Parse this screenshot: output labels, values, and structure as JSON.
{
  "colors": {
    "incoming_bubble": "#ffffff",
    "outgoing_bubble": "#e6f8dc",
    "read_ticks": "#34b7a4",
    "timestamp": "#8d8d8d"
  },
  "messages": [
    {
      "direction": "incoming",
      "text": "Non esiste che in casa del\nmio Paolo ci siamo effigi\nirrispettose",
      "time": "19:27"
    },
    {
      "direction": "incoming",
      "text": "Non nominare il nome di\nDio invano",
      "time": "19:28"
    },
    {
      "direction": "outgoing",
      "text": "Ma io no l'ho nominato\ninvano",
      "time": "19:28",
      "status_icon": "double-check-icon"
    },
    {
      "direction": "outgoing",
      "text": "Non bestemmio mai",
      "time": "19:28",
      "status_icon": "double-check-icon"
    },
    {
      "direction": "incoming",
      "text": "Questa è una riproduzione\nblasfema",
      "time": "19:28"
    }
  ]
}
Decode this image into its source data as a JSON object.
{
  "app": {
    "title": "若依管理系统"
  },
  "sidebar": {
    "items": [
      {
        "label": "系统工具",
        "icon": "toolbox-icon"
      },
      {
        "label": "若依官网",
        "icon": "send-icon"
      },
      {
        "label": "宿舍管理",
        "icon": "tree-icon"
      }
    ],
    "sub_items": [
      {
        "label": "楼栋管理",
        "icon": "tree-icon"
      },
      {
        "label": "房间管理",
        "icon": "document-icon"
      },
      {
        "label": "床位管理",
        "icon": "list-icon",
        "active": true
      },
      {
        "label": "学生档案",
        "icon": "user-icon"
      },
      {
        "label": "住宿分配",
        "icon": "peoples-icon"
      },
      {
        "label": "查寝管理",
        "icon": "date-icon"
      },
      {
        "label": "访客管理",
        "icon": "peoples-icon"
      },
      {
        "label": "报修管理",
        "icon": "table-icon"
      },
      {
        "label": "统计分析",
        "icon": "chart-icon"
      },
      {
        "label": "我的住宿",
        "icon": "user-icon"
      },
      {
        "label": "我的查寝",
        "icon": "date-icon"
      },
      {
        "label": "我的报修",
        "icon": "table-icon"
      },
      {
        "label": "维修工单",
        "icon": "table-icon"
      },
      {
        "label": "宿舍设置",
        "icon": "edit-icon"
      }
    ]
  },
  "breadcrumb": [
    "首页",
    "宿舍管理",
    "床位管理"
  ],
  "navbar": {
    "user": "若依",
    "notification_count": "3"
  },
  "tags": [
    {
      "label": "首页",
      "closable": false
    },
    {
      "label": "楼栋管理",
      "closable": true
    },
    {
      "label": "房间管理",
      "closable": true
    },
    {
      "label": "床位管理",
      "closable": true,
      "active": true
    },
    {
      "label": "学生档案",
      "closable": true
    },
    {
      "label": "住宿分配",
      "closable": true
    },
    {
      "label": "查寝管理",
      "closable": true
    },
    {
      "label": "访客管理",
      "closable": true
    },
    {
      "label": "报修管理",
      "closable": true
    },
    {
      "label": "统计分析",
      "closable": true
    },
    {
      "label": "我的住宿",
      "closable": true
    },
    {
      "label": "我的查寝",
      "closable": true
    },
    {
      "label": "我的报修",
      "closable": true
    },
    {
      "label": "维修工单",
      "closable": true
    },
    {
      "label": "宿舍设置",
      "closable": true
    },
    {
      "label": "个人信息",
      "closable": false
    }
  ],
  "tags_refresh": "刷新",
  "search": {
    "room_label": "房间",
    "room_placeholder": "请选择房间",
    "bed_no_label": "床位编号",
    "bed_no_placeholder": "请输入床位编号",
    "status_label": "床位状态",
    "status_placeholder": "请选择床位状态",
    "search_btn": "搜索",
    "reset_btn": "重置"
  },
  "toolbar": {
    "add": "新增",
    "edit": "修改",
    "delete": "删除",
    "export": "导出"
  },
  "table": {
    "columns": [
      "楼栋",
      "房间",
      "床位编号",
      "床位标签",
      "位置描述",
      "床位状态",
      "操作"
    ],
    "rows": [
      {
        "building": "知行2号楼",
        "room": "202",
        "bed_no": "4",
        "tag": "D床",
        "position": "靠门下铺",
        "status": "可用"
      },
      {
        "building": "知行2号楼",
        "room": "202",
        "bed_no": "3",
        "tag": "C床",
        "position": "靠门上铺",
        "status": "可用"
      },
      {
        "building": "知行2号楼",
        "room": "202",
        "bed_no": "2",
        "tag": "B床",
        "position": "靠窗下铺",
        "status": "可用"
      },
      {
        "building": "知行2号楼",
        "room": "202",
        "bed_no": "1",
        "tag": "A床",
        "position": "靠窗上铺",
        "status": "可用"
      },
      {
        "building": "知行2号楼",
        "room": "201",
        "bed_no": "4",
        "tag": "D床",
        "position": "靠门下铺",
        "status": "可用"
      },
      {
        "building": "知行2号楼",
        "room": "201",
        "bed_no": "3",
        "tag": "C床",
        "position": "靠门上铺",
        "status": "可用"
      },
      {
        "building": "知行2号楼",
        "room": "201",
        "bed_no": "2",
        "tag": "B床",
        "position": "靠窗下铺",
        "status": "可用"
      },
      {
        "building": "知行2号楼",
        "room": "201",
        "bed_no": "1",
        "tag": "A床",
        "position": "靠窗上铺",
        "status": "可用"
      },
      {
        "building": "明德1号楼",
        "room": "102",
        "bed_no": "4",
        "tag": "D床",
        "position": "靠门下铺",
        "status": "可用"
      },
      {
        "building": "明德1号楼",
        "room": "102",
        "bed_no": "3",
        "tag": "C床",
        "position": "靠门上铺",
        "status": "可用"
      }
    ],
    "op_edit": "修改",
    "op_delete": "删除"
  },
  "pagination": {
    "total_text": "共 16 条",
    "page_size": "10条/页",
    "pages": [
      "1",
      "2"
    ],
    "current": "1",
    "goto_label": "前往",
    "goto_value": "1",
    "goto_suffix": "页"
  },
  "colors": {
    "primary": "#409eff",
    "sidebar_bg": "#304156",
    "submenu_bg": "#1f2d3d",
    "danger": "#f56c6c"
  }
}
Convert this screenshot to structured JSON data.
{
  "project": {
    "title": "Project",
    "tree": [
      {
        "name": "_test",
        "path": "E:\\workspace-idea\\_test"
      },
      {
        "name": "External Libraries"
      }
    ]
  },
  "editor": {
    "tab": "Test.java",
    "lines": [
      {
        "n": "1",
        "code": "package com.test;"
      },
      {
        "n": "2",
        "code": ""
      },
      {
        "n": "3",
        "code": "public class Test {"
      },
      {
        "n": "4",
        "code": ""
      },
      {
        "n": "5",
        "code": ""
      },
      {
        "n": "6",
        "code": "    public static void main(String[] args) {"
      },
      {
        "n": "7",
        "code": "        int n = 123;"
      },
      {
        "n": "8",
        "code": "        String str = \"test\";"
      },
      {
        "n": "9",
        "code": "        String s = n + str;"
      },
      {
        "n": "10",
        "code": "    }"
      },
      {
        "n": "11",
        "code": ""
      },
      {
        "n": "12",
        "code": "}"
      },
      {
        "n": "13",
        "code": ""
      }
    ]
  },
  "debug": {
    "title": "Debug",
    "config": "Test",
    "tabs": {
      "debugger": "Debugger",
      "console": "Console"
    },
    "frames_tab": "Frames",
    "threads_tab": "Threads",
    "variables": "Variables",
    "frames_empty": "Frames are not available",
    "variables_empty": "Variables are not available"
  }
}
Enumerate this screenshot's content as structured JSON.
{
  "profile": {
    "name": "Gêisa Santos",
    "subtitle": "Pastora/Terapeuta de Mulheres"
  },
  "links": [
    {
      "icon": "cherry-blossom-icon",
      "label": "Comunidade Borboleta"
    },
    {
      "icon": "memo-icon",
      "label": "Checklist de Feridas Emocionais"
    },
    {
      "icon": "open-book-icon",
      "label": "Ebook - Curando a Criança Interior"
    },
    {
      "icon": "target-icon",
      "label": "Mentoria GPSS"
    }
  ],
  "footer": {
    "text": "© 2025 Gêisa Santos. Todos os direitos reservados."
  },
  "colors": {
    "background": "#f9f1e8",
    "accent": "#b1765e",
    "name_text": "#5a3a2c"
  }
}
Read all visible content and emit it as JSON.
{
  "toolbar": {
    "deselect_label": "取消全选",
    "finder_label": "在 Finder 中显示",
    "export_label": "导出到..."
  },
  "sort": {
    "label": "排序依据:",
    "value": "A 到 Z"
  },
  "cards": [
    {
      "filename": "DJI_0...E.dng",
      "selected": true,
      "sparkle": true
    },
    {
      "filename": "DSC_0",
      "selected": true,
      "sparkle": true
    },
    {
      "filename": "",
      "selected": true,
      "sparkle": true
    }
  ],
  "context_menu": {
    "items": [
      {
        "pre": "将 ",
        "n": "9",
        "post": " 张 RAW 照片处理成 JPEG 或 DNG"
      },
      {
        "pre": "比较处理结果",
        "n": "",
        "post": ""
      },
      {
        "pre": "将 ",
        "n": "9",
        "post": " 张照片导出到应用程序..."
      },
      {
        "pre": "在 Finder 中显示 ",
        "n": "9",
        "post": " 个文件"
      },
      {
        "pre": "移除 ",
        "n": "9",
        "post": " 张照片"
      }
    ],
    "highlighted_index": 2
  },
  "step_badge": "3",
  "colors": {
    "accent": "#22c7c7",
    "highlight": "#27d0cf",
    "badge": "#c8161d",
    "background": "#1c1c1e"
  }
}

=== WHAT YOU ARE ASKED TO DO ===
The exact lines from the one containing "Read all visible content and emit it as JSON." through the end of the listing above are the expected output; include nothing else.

=== EXERCISE RESPONSE ===
Read all visible content and emit it as JSON.
{
  "toolbar": {
    "deselect_label": "取消全选",
    "finder_label": "在 Finder 中显示",
    "export_label": "导出到..."
  },
  "sort": {
    "label": "排序依据:",
    "value": "A 到 Z"
  },
  "cards": [
    {
      "filename": "DJI_0...E.dng",
      "selected": true,
      "sparkle": true
    },
    {
      "filename": "DSC_0",
      "selected": true,
      "sparkle": true
    },
    {
      "filename": "",
      "selected": true,
      "sparkle": true
    }
  ],
  "context_menu": {
    "items": [
      {
        "pre": "将 ",
        "n": "9",
        "post": " 张 RAW 照片处理成 JPEG 或 DNG"
      },
      {
        "pre": "比较处理结果",
        "n": "",
        "post": ""
      },
      {
        "pre": "将 ",
        "n": "9",
        "post": " 张照片导出到应用程序..."
      },
      {
        "pre": "在 Finder 中显示 ",
        "n": "9",
        "post": " 个文件"
      },
      {
        "pre": "移除 ",
        "n": "9",
        "post": " 张照片"
      }
    ],
    "highlighted_index": 2
  },
  "step_badge": "3",
  "colors": {
    "accent": "#22c7c7",
    "highlight": "#27d0cf",
    "badge": "#c8161d",
    "background": "#1c1c1e"
  }
}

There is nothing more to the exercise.